Colour the castle in: completely? Or just draw in stones and ivy and decoration? Up to you!

All done? No! add a little bit more! How about some glitter?

 

Step 4: all decorated and looking wonderful?

Now cut tabs along the lower edge of the castle, cutting up to Line 1. Do your cuts about 2 cm apart

Run some glue along one side of the castle, then roll the other side round so they just overlap. Carefully press into place. Maybe use a bit of masking tape to hold it together while the glue dries or staple it if you have a staple. Carefully, fold the tabs out so that your castle will stand on the table with its tabs spread out like little feet

Step 5. Stand that castle up!

Turn your castle upside down and put a small squidge of glue on each tab. Gently stand on the castle on the tough card. You might need to adjust things a bit so that it stands straight and proud. Then press the tabs down. More masking tape will hold them in place while the glue dries. Now, rather than having a castle standing in a muddy cardboard square, decorate the castle surround with scrap paper or torn up magazine pictures or whatever (we sometimes use green sponges for bushes, grey ones for stone). There might need to be a paper moat) draw your own crocodiles or piranha perhaps). Step back and admire! You have a castle!

Characters

Having a castle means you might need a story to tell. Use some of your left-over card (or find some more) to draw someone to send on an adventure. Stick them onto a barbecue skewer (if it is very sharp, you could snip the point off with a pair of scissors so it is less likely to stick in someone!)

 

Giant worlds strip
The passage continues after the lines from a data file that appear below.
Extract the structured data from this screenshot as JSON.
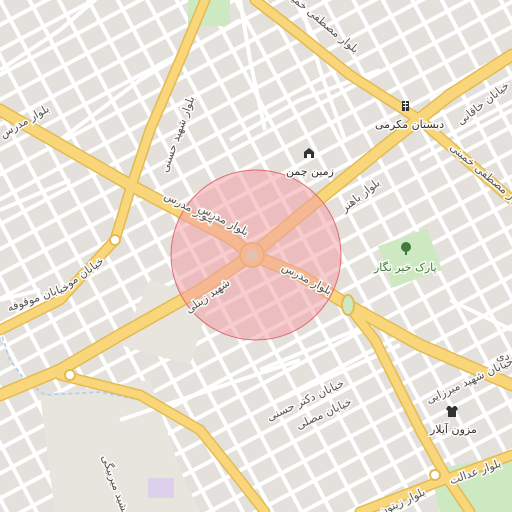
{
  "map": {
    "colors": {
      "background": "#f2efe9",
      "block": "#e4e1dc",
      "minor_road": "#ffffff",
      "major_road": "#f9d67a",
      "major_road_casing": "#e3bb52",
      "park": "#cde9c2",
      "water": "#a9cdf0",
      "highlight_fill": "#f2a0a5",
      "highlight_stroke": "#e06a72"
    },
    "highlight_circle": {
      "shown": true
    },
    "streets": {
      "modarres_upper": "بلوار مدرس",
      "modarres_left": "بلوار مدرس",
      "modarres_center": "بلوار مدرس",
      "modarres_lower": "بلوار مدرس",
      "shahid_zeynali": "شهید زینلی",
      "bahonar": "بلوار باهنر",
      "mostafa_khomeini_top": "بلوار مصطفی خمینی",
      "mostafa_khomeini_right": "بلوار مصطفی خمینی",
      "shahid_hasani": "بلوار شهید حسنی",
      "khaghani": "خیابان خاقانی",
      "movahed": "خیابان موحد",
      "movaghofeh": "خیابان موقوفه",
      "dr_hasani": "خیابان دکتر حسنی",
      "mosalla": "خیابان مصلی",
      "mirzaei": "خیابان شهید میرزایی",
      "edalat": "بلوار عدالت",
      "zeytoon": "بلوار زیتون",
      "jamshid_mirbeygi": "جمشید میربیگی",
      "partial_right": "دی"
    },
    "pois": {
      "school": {
        "label": "دبستان مکرمی",
        "icon": "school-icon"
      },
      "field": {
        "label": "زمین چمن",
        "icon": "field-icon"
      },
      "park": {
        "label": "پارک خیر نگار",
        "icon": "tree-icon"
      },
      "museum": {
        "label": "مزون آیلار",
        "icon": "shirt-icon"
      }
    }
  }
}
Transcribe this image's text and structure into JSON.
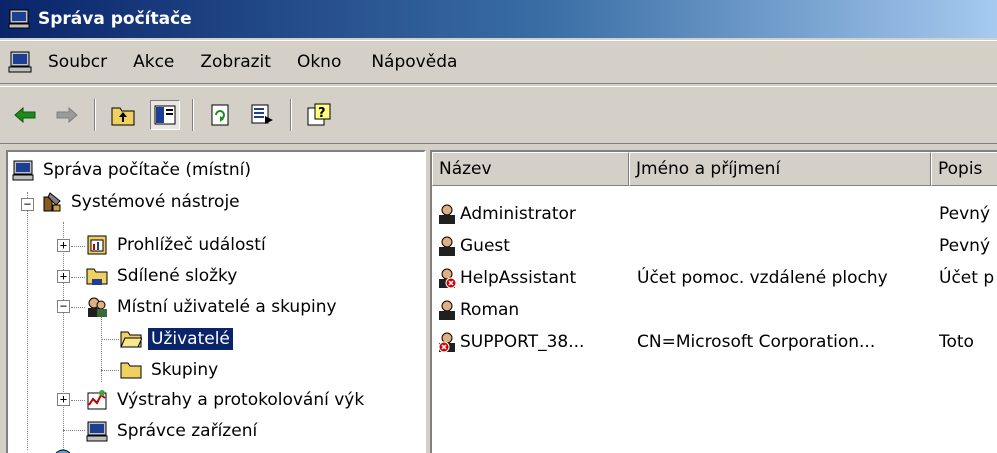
{
  "window": {
    "title": "Správa počítače"
  },
  "menu": {
    "items": [
      "Soubcr",
      "Akce",
      "Zobrazit",
      "Okno",
      "Nápověda"
    ]
  },
  "toolbar": {
    "buttons": [
      "back-arrow-icon",
      "forward-arrow-icon",
      "up-folder-icon",
      "show-tree-icon",
      "refresh-icon",
      "export-list-icon",
      "help-icon"
    ]
  },
  "tree": {
    "root": "Správa počítače (místní)",
    "system_tools": "Systémové nástroje",
    "event_viewer": "Prohlížeč událostí",
    "shared_folders": "Sdílené složky",
    "local_users": "Místní uživatelé a skupiny",
    "users": "Uživatelé",
    "groups": "Skupiny",
    "alerts": "Výstrahy a protokolování výk",
    "device_manager": "Správce zařízení"
  },
  "list": {
    "columns": [
      "Název",
      "Jméno a příjmení",
      "Popis"
    ],
    "rows": [
      {
        "name": "Administrator",
        "full_name": "",
        "description": "Pevný",
        "disabled": false
      },
      {
        "name": "Guest",
        "full_name": "",
        "description": "Pevný",
        "disabled": false
      },
      {
        "name": "HelpAssistant",
        "full_name": "Účet pomoc. vzdálené plochy",
        "description": "Účet p",
        "disabled": true
      },
      {
        "name": "Roman",
        "full_name": "",
        "description": "",
        "disabled": false
      },
      {
        "name": "SUPPORT_38...",
        "full_name": "CN=Microsoft Corporation...",
        "description": "Toto",
        "disabled": true
      }
    ]
  },
  "colors": {
    "title_active": "#0a246a",
    "selection": "#0a246a",
    "face": "#d4d0c8"
  }
}
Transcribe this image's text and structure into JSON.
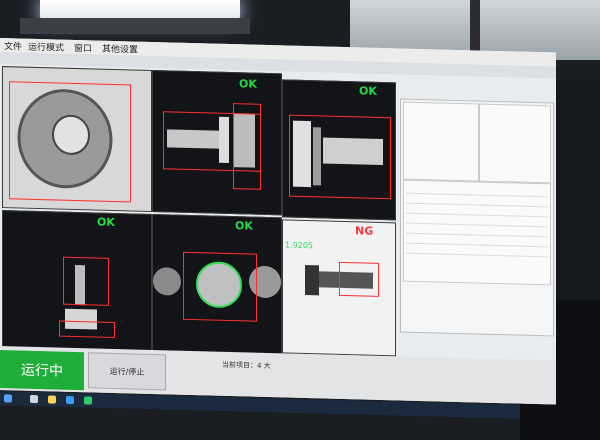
{
  "menu": [
    "文件",
    "运行模式",
    "窗口",
    "其他设置"
  ],
  "cameras": [
    {
      "status": ""
    },
    {
      "status": "OK"
    },
    {
      "status": "OK"
    },
    {
      "status": "OK"
    },
    {
      "status": "OK"
    },
    {
      "status": "NG",
      "measure": "1.9205"
    }
  ],
  "buttons": {
    "run": "运行中",
    "mode": "运行/停止"
  },
  "status_bar": {
    "current_item": "当前项目：4 大"
  },
  "colors": {
    "ok": "#22dd44",
    "ng": "#ff3b3b",
    "run_button": "#1fae3a",
    "box": "#ff3030"
  }
}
We made an adventurous explorer. We added a dragon. Because this is an Easter activity this year, we thought our hero should go on a quest….They met a dragon. They found a treasure chest. A chest full of eggs! But are they chocolate eggs? Or do the hero and the dragon incubate the eggs to see who hatches out of them….

Low Storycastles 14

 

If you want some help with characters, there is a pdf attached that you should be able to print out of explorer children and some castle people

Story characters

Low Story towers

 

 

 

Make, take, play, laugh…spring activities coming up

Time To Make And Draw

activities for a strange Spring

make your own fingermouse

With all our planned events for the next few weeks cancelled, we are planning on posting some d-i-y activities to help keep your creativity going at home. To do this, we’re teaming up with Buxton Museum and Art Gallery, Creeping Toad, the Babbling Vagabonds and the Green Man Gallery so that between us there will be something for you to experiment with every few days (I am reluctant to say “every day”). On this blog we’ll psot liks to other people’s activites as they appear as well as posting our own activities so keep an eye on things here as  launching-off point to flap your wings and fly off to other people’s sites

If you make anything inspried by one of these sessions, we’d love to see (or hear) your results so maybe send us a picture – either through facebook (find us at https://www.facebook.com/stoneandwater/) or email us at stoneandwater@btinternet.com

And for today, why not try:

Creeping Toad’s A Fingerful of Animals

or

Babbling Vagabonds wobble monster

or

Buxton Museum and Art Gallery’s underwater colouring sheet

add some extra kelp to the museum sheet perhaps – or draw your own?